The cell membrane is "stuffed" with proteins, whose transmembrane (TM) helical domains spontaneously associate to form functionally active complexes. For a number of membrane receptors, a modulation of TM domains' oligomerization has been shown to contribute to the development of severe pathological states, thus calling for detailed studies of the atomistic aspects of the process. Despite considerable progress achieved so far, several crucial questions still remain: How do the helices recognize each other in the membrane? What is the driving force of their association? Here, we assess the dimerization free energy of TM helices along with a careful consideration of the interplay between the structure and dynamics of protein and lipids using atomistic molecular dynamics simulations in the hydrated lipid bilayer for three different model systems - TM fragments of glycophorin A, polyalanine and polyleucine peptides. We observe that the membrane driven association of TM helices exhibits a prominent entropic character, which depends on the peptide sequence. Thus, a single TM peptide of a given composition induces strong and characteristic perturbations in the hydrophobic core of the bilayer, which may facilitate the initial "communication" between TM helices even at the distances of 20-30 Å. Upon tight helix-helix association, the immobilized lipids accommodate near the peripheral surfaces of the dimer, thus disturbing the packing of the surrounding. The dimerization free energy of the modeled peptides corresponds to the strength of their interactions with lipids inside the membrane being the lowest for glycophorin A and similarly higher for both homopolymers. We propose that the ability to accommodate lipid tails determines the dimerization strength of TM peptides and that the lipid matrix directly governs their association. © 2015 American Chemical Society.
In order to fully understand the microscopic origins of binding specificity between nucleic acids and proteins, it is imperative to study the dependence of the binding preferences between nucleobases and protein side chains on the properties of the environment. Here, we employ molecular dynamics simulations and umbrella sampling to derive the potentials of mean force and the associated absolute binding free energies between the four standard RNA nucleobases and the side chains of aspartic acid and tryptophan in water/methanol mixtures exhibiting a wide range of dielectric constants. In addition to their opposing character when it comes to hydrophobicity, aspartate and tryptophan side chains were chosen because they exhibit the greatest change in binding free energies with nucleobases between pure water and methanol environments. We exploit a strong linear dependence of the derived ΔG values on the mole fraction of methanol to estimate the binding free energies of all possible combinations of different standard RNA nucleobases and side chains at multiple values of dielectric constants. Finally, we critically assess the recently proposed complementarity hypothesis concerning direct, coaligned binding between mRNAs and their cognate proteins in light of the present results.
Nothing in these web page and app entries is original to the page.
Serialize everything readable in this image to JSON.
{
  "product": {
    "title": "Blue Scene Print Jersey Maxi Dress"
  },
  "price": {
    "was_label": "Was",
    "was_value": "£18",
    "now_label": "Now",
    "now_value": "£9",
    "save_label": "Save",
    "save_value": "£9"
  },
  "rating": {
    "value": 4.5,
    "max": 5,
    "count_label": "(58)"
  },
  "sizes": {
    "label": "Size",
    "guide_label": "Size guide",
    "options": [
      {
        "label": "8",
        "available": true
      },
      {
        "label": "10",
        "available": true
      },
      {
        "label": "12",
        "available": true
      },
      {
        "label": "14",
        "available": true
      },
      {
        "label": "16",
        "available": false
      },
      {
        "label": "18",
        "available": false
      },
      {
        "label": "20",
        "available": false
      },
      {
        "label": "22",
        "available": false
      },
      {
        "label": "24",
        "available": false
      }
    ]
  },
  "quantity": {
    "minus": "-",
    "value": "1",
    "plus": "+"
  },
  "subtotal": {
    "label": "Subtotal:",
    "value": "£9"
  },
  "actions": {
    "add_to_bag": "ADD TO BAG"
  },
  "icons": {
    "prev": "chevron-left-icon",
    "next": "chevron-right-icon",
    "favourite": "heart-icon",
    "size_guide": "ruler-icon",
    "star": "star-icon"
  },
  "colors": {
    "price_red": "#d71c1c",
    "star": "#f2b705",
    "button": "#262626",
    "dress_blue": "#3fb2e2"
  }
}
The recently developed NMR techniques enable estimation of protein configurational entropy change from the change in the average methyl order parameters. This experimental observable, however, does not directly measure the contribution of intramolecular couplings, protein main-chain motions, or angular dynamics. Here, we carry out a self-consistent computational analysis of the impact of these missing contributions on an extensive set of molecular dynamics simulations of different proteins undergoing binding. Specifically, we compare the configurational entropy change in protein complex formation as obtained by the maximum information spanning tree approximation (MIST), which treats the above entropy contributions directly, and the change in the average NMR methyl and NH order parameters. Our parallel implementation of MIST allows us to treat hard angular degrees of freedom as well as couplings up to full pairwise order explicitly, while still involving a high degree of sampling and tackling molecules of biologically relevant sizes. First, we demonstrate a remarkably strong linear relationship between the total configurational entropy change and the average change in both methyl and backbone-NH order parameters. Second, in contrast to canonical assumptions, we show that the main-chain and angular terms contribute significantly to the overall configurational entropy change and also scale linearly with it. Consequently, linear models starting from the average methyl order parameters are able to capture the contribution of main-chain and angular terms well. After applying the quantum-mechanical harmonic oscillator entropy formalism, we establish a similarly strong linear relationship for X-ray crystallographic B-factors. Finally, we demonstrate that the observed linear relationships remain robust against drastic undersampling and argue that they reflect an intrinsic property of compact proteins. Despite their remarkable strength, however, the above linear relationships yield estimates of configurational entropy change whose accuracy appears to be sufficient for qualitative applications only.